The Kennedy Great Makeover
Can this celeb chef rebuild his empire?
In an attempt to weather the recession, beloved Toronto restaurateur Jamie Kennedy is taking dramatic steps to save his company, transforming his Gardiner restaurant from fine dining to light lunch, considering the sale of his eponymous wine bar and even going before the press about his debilitating debt. We ask: what else can Kennedy do to climb back to the top?
Aaron Barberian - Barberian’s Steak House
I would say, keep it simple, get back to your core business, focus on your main location and do the very best you can. He is an incredibly creative individual, and I think he’s just got to be there. When it’s the Jamie Kennedy Wine Bar people want to see Jamie Kennedy. I think he’s got the skills to develop menus and cost his menus properly, so he just has to continue to focus on what people like and get back to the basics that make him a great, innovative Canadian chef. I know he will be okay. What we do is an art — it’s very expensive, costs are skyrocketing, and we really depend on the public to make it work. We need Torontonians to dine out and support us.

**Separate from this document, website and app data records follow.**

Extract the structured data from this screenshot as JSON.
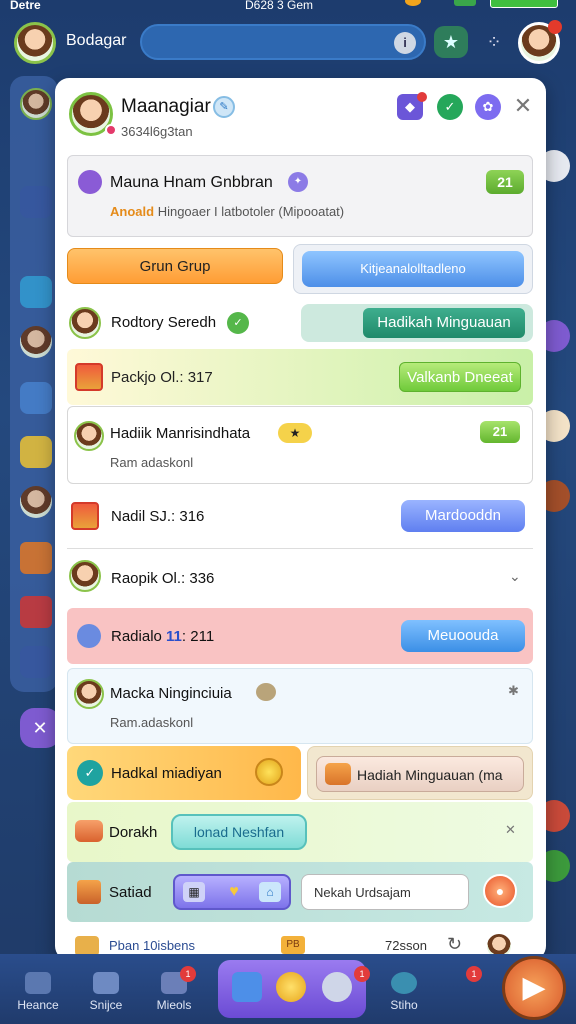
{
  "statusbar": {
    "left": "Detre",
    "center": "D628 3 Gem"
  },
  "topbar": {
    "name": "Bodagar",
    "search_icon": "info-icon"
  },
  "bottom_nav": [
    {
      "label": "Heance"
    },
    {
      "label": "Snijce"
    },
    {
      "label": "Mieols"
    },
    {
      "label": "Stiho"
    }
  ],
  "modal": {
    "title": "Maanagiar",
    "subtitle": "3634l6g3tan",
    "event": {
      "title": "Mauna Hnam Gnbbran",
      "badge": "21",
      "highlight": "Anoald",
      "subtext": "Hingoaer I latbotoler (Mipooatat)"
    },
    "grup_button": "Grun Grup",
    "blue_button": "Kitjeanalolltadleno",
    "row_rodtory": {
      "label": "Rodtory Seredh",
      "button": "Hadikah Minguauan"
    },
    "row_packjo": {
      "label": "Packjo Ol.: 317",
      "button": "Valkanb Dneeat"
    },
    "row_hadiik": {
      "label": "Hadiik Manrisindhata",
      "badge": "21",
      "subtext": "Ram adaskonl"
    },
    "row_nadil": {
      "label": "Nadil SJ.: 316",
      "button": "Mardooddn"
    },
    "row_raopik": {
      "label": "Raopik Ol.: 336"
    },
    "row_radiale": {
      "label": "Radialo",
      "num": "11",
      "tail": ": 211",
      "button": "Meuoouda"
    },
    "row_macka": {
      "label": "Macka Ninginciuia",
      "subtext": "Ram.adaskonl"
    },
    "row_hadkal": {
      "label": "Hadkal miadiyan",
      "button": "Hadiah Minguauan (ma"
    },
    "row_dorakh": {
      "label": "Dorakh",
      "button": "lonad Neshfan"
    },
    "row_satiad": {
      "label": "Satiad",
      "input": "Nekah Urdsajam"
    },
    "footer": {
      "left": "Pban 10isbens",
      "badge": "PB",
      "right": "72sson"
    }
  },
  "colors": {
    "accent": "#4d8fe8",
    "orange": "#ff9d35",
    "green": "#6fca3a",
    "teal": "#1f8a6a"
  }
}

Chef Stephen Ricci - The Windsor Arms Hotel
It is a recession. His restaurants are successful. I think that if he can hold the course and weather it, then they can and will be just as successful as they were before. His places are too great and he’s too talented for him not to stick it out. I love that he brings very simple flavours to the table and I think for his restaurants to succeed they should stay the course he started on, by not changing, and I think business will return to him. Should he downscale some? Maybe. Maybe lose one here or there, but I love going to his Wine Bar and I will continue going to his Wine Bar.
Chef Didier Leroy - Didier Restaurant
Jamie has a lot of talent. He is a good chef. That is what he is. He works in the kitchen. The success of the restaurant is about the people, the customers. It is not about what Jamie did. I never think we should devalue ourselves if we own something and we lose it. It is not about us. It’s because of the people. It could happen to me tomorrow, too. I’m not special. Also, unfortunately, everybody has their own business, and we don’t work together. There is not a community in restaurants. We don’t help each other. Could we do better? We could try. But you can have a pilot, you know, but if others don’t agree to put air in the tires, to put gas in, you can’t fly the plane, right? Not everybody wants to play the game. Jamie did nothing wrong. If it happened to me, I would go out with my head up.
Roberto Martella - Grano Restaurant
Jamie has forgotten more about food than I’ve ever known, so he should stay the course and that knowledge and obvious talent will serve him and the city of Toronto well. Jamie has always been at the avant-garde of sourcing and cooking local, and I think soon the rest of the world will catch up with him.
Vito Marinuzzi - 7 Numbers Restaurant
He’s got a lot of things going on he might want to streamline, to focus on the more prosperous vehicles. He might want to expand at a slower rate. It seems like he expanded quickly, and unfortunately it was during a downturn which has played a large part in his demise. I don’t think any of us could have seen that coming. But he’s a smart operator and I think his concept is definitely with the times — he’s doing the local food, his food costs are in check, his prices are good. I think by streamlining he’s on the right track. He’s a household name in Toronto and as long as he builds on that he should be OK.